» **Problem to solve**
Show me every line in the listing that has the word "JSON".

» **Excerpted data**
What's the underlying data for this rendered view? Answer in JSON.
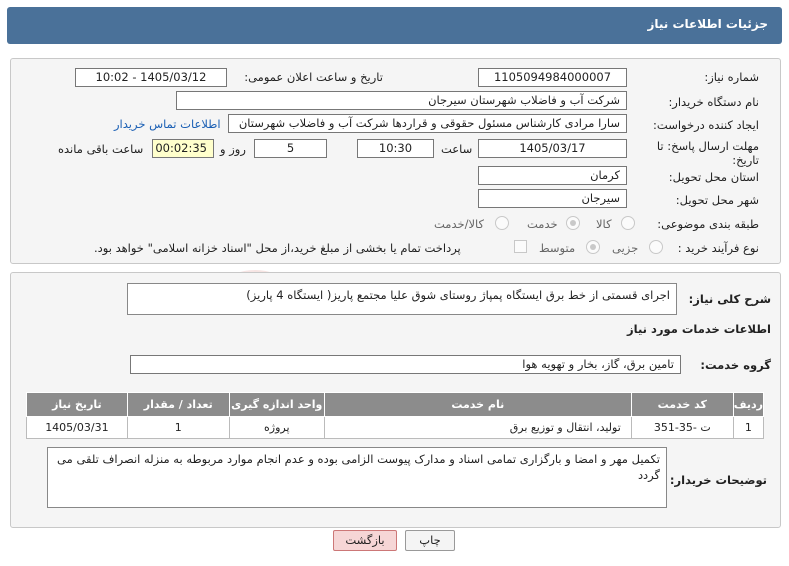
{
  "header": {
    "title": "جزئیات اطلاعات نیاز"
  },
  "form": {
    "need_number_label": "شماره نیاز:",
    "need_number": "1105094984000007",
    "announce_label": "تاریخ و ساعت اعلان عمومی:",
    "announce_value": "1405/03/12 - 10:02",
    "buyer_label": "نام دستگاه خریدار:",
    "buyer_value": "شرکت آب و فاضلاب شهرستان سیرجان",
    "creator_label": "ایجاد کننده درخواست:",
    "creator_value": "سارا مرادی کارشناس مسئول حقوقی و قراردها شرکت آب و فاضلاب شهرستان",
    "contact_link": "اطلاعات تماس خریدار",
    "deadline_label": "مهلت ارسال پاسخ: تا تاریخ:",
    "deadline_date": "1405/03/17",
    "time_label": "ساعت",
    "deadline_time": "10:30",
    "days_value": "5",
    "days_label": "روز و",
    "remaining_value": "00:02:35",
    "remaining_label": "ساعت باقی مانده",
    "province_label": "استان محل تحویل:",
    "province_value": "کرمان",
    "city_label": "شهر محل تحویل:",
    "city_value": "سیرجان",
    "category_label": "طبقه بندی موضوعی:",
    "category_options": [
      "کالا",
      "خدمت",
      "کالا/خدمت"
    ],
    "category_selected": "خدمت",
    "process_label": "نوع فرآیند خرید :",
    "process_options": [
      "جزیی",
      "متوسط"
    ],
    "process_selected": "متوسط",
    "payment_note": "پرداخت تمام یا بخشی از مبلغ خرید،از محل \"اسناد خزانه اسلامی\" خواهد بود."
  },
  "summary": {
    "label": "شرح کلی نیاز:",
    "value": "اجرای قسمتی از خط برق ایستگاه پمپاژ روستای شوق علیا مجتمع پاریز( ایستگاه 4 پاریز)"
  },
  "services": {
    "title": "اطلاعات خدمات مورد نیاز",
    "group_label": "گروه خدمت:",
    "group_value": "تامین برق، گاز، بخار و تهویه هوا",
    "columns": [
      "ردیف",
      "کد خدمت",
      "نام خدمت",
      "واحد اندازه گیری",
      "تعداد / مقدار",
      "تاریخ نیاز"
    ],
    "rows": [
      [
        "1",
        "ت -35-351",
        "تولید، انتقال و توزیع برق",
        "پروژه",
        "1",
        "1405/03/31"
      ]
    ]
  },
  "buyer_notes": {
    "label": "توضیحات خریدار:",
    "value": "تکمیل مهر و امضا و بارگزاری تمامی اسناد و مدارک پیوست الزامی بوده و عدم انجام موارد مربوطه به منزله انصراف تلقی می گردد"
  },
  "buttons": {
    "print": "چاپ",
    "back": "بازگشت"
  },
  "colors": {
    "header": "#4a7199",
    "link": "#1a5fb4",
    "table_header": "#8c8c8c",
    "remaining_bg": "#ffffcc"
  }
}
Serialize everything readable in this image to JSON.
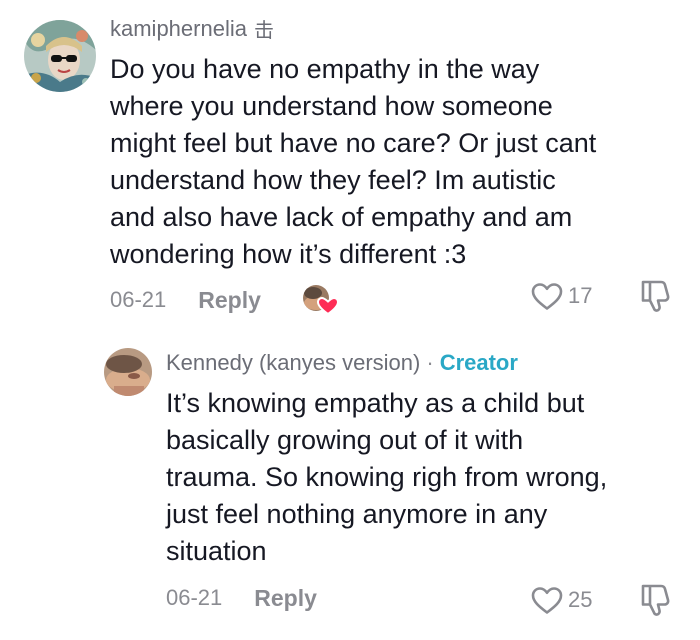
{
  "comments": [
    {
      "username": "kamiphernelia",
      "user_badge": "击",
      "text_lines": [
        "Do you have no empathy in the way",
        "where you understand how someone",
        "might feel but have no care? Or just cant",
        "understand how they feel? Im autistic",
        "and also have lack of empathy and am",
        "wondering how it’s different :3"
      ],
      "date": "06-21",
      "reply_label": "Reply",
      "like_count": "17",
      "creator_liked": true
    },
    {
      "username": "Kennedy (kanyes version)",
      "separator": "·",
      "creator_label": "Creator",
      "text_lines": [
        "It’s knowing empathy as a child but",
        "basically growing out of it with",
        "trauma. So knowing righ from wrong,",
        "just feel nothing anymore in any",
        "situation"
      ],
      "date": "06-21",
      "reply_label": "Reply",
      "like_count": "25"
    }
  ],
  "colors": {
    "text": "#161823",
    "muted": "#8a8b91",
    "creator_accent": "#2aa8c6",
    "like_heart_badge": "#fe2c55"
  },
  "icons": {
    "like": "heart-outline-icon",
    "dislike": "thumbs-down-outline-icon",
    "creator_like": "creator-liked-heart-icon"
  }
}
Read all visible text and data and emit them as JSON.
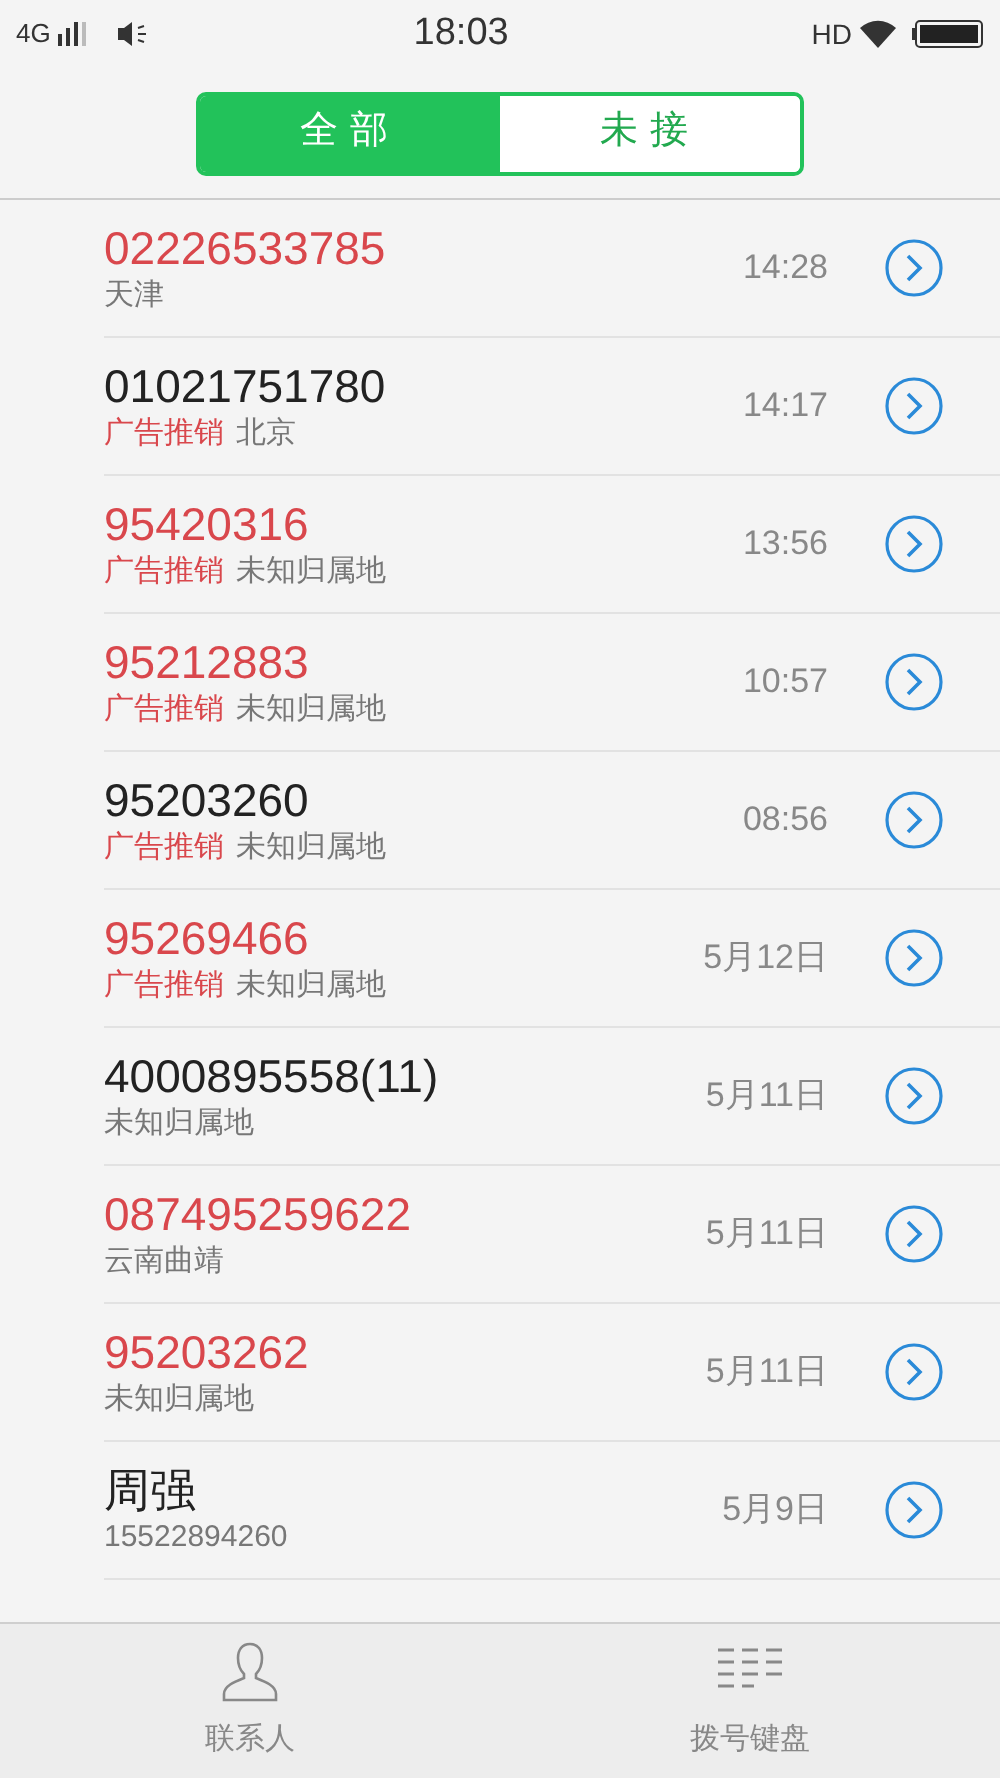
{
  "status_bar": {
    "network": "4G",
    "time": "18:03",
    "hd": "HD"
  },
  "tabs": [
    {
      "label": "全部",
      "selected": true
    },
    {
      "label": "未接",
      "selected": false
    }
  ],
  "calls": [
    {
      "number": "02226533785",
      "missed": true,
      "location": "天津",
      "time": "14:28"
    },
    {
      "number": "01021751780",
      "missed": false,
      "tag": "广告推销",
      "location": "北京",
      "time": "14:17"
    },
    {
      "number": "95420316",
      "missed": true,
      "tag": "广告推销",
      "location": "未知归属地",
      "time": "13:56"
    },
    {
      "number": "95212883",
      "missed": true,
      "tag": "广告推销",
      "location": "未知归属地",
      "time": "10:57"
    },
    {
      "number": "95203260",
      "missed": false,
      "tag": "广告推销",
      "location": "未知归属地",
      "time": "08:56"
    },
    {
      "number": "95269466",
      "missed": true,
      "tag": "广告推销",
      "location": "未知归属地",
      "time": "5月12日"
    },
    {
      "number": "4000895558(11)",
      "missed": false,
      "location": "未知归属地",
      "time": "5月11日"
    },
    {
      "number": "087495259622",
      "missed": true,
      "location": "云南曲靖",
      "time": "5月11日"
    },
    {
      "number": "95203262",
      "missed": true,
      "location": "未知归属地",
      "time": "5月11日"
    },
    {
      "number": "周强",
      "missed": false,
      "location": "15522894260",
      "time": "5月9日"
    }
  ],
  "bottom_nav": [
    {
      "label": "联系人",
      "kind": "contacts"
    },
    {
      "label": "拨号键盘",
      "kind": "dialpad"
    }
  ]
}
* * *
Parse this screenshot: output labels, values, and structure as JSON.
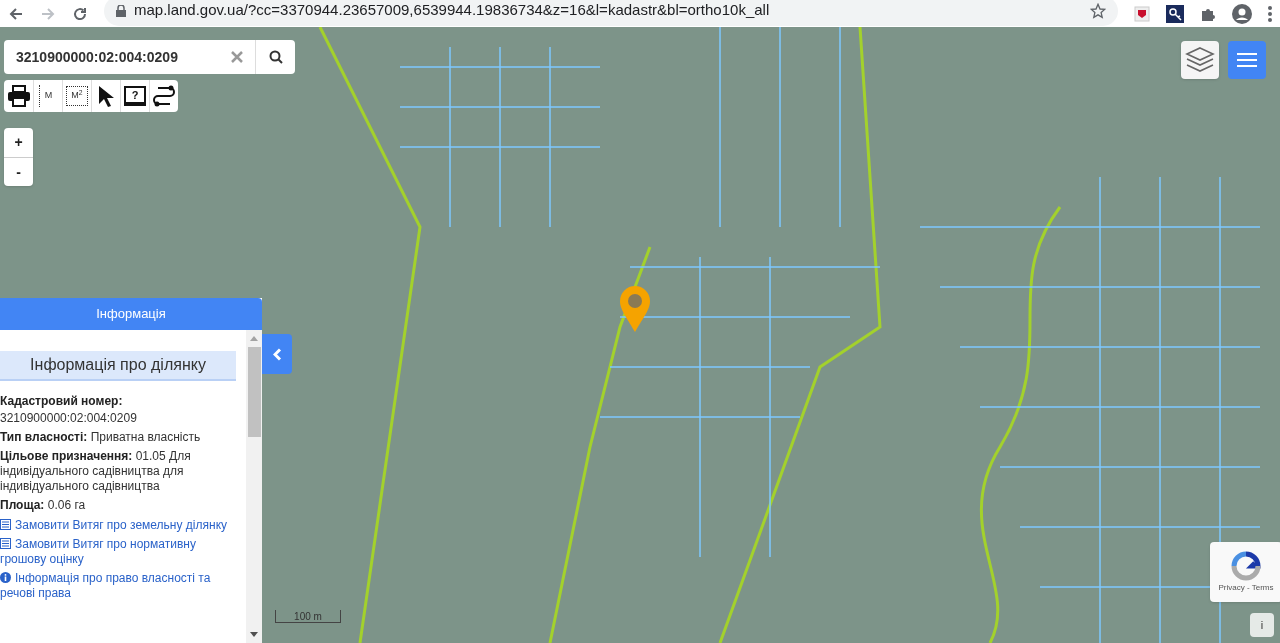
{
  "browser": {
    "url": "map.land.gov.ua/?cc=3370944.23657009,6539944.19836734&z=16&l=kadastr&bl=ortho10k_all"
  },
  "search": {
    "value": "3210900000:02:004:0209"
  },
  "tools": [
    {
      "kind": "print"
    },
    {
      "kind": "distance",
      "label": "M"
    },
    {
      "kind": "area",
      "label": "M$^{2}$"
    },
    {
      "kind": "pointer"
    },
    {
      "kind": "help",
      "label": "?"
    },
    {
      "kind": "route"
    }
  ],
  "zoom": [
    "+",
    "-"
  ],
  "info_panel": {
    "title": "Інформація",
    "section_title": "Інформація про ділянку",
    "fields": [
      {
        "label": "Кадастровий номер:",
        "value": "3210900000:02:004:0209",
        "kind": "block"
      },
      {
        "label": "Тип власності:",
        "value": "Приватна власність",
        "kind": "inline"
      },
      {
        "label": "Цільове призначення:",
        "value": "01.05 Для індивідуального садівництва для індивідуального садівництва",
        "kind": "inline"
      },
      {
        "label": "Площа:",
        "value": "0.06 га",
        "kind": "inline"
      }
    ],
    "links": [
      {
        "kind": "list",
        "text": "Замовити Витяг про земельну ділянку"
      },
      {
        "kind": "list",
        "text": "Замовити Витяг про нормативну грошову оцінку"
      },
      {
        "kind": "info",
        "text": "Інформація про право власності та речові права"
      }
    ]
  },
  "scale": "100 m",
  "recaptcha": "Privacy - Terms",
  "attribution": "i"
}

» **Written solution**
What's the underlying data for this rendered view? Answer in JSON.
Serialize everything readable in this image to JSON.
Read all visible text and data and emit them as JSON.
Parse this screenshot: output labels, values, and structure as JSON.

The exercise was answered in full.